I peeped into the kitchen. The smell was making my stomach growl. The stove in our kitchen is right next to the east-facing window. Most times, one needs a super-high-powered pair of sunglasses to avoid the sting of sunlight on the bright metal utensils going about their business on the burners. But this was an unusual sight. On the burner, sitting directly in the lap of the orange flames was a fat brinjal. And it smelt so good, I tangibly lusted for it.
Dinner time and I held out my plate expectantly. To my utter dismay, my mother’s pleased expression hovered over an evil-looking sticky goo, that she proudly pronounced,
Science tells us that our taste buds actually detect only four sensations – sweet, sour, bitter and spicy. Everything else is only smell. I want to add to that, texture. I lived my childhood in perpetual terror of being force-fed ladyfingers. The gooey, sticky texture reminds me of an evil green monster drooling mucus. No, I’m not kidding. Ladyfingers make me want to puke. I’d put up a terrible ruckus when I saw mum buying a kilo and be dragged home screaming. Brinjals (or aubergines) were consigned to a similar fate after I was force-fed bharta with parotas. Why would anyone want to torture me by making me eat muddy slime?
Over time, I managed to resist things I couldn’t bear to eat and the goo-cooking continued unabated while I passed, indifferent. Well, almost. The smell of cooking brinjal is always appetizing. It’s right up there in the same league as frying onions. Feel your mouth watering, already?
Anyway, I decided to face my fear once and for all. Brinjals, unlike ladyfingers are actually beautiful vegetables too. That rich purple hue has to adorn food fit for kings. So I set about wondering how I could actually make its taste live up to its colour and smell.
Bengali cuisine has a dish called ‘baigoon bhaja’ which translates literally to fried brinjals. I don’t remember when and where I’ve had this dish but I described it to mum and she made it for me. Success!
Then I suggested she add a dash of sugar which made her grimace. Mum is from the school of thought that namkeen and sweet do not mix. But I insisted she try and admist much muttering, she did. I was the only one who even tried the bhaja that night and I was glad. It was delicious!
I’ve tried it out myself a few times. After sugar, curd was my next addition to the masala recipe to give it that tangy taste. Last week I came up with the version I enjoyed the most. Here’s the recipe:
- 1 large brinjal
- Oil (I used groundnut oil but I guess authentic Bengali cuisine uses mustard oil)
- 2 tbsp chilli powder
- 1 tsp mango powder
- 2 tbsp jeera powder
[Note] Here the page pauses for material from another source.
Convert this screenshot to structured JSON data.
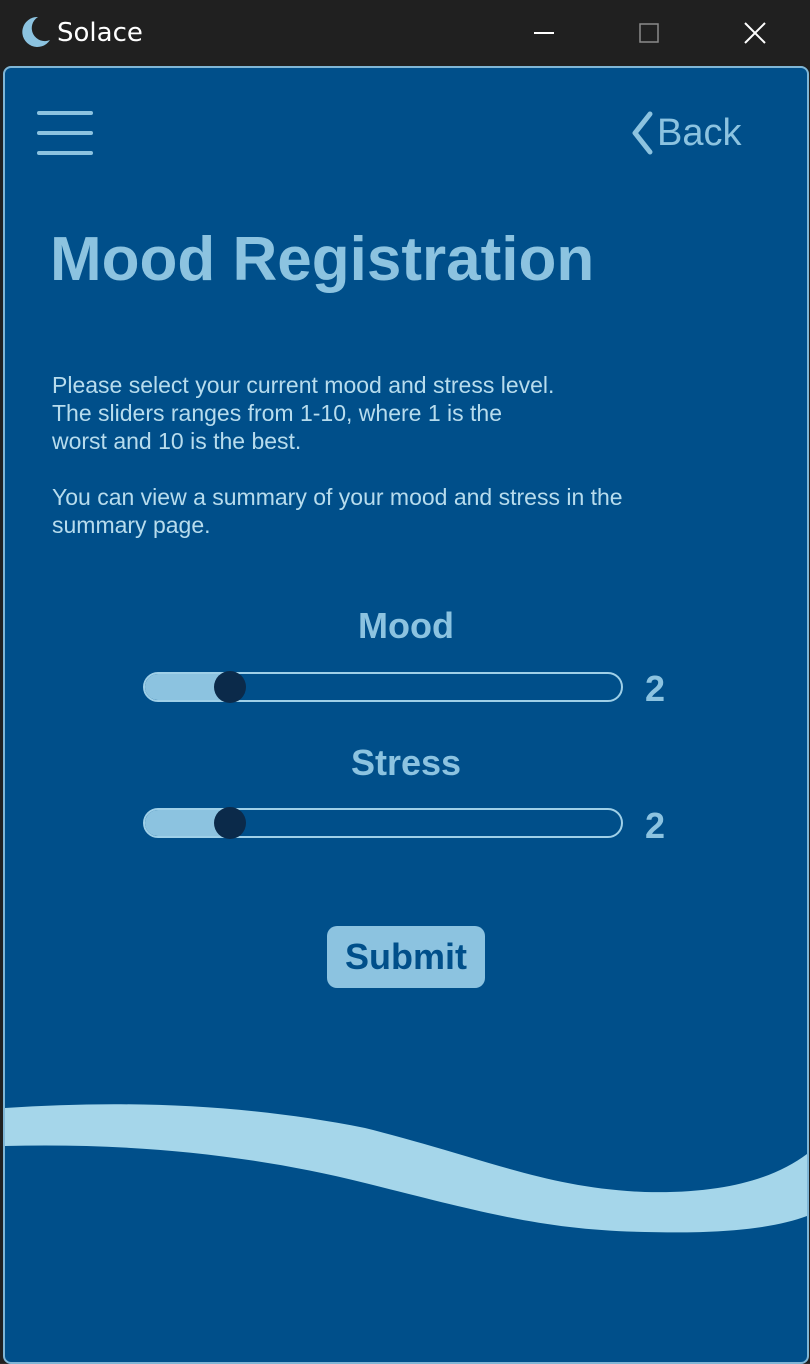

- 2 tbsp pav bhaji masala
- 1 tsp honey
- 5 tbsp besan
1. Chop the brinjal into very thin slices. The thinner you slice, the more crisp the chips will be. At the thicker parts of the brinjal, you can also cut it in half or quarters to ensure bite-sized pieces. Soak them in salt water.
2. Pour the batter ingredients into a broad plate or dish. Add water and mix well, making sure to remove lumps. The batter should not be too watery or it won’t stick to the chips. I’ve stopped taking sugar in my tea, preferring the aromatic, gentleness of honey instead. I reasoned it would perform equally well in this recipe too and it did! The honey brings a lovely body to the masala without making it noticeably sweet. I suggest tasting the batter with every new ingredient you add. You’ll know what I mean then.
3. Shake water out of chips and soak them in batter. This is to ensure that the batter doesn’t get watery from the chips dripping.
4. Heat the oil in the pan. When the oil is hot, deep-fry chips. Don’t fry more than 5-6 at a time as the ones at the bottom get singed and the ones in the middle may not be cooked properly.
5. When the chip starts bubbling or turning brown, flip over in the oil.
6. Take out of the oil when both sides are browned and place on a tissue-covered plate to drain out excess oil.
Serves 4 people as an accompaniment to rasam or sambhar rice.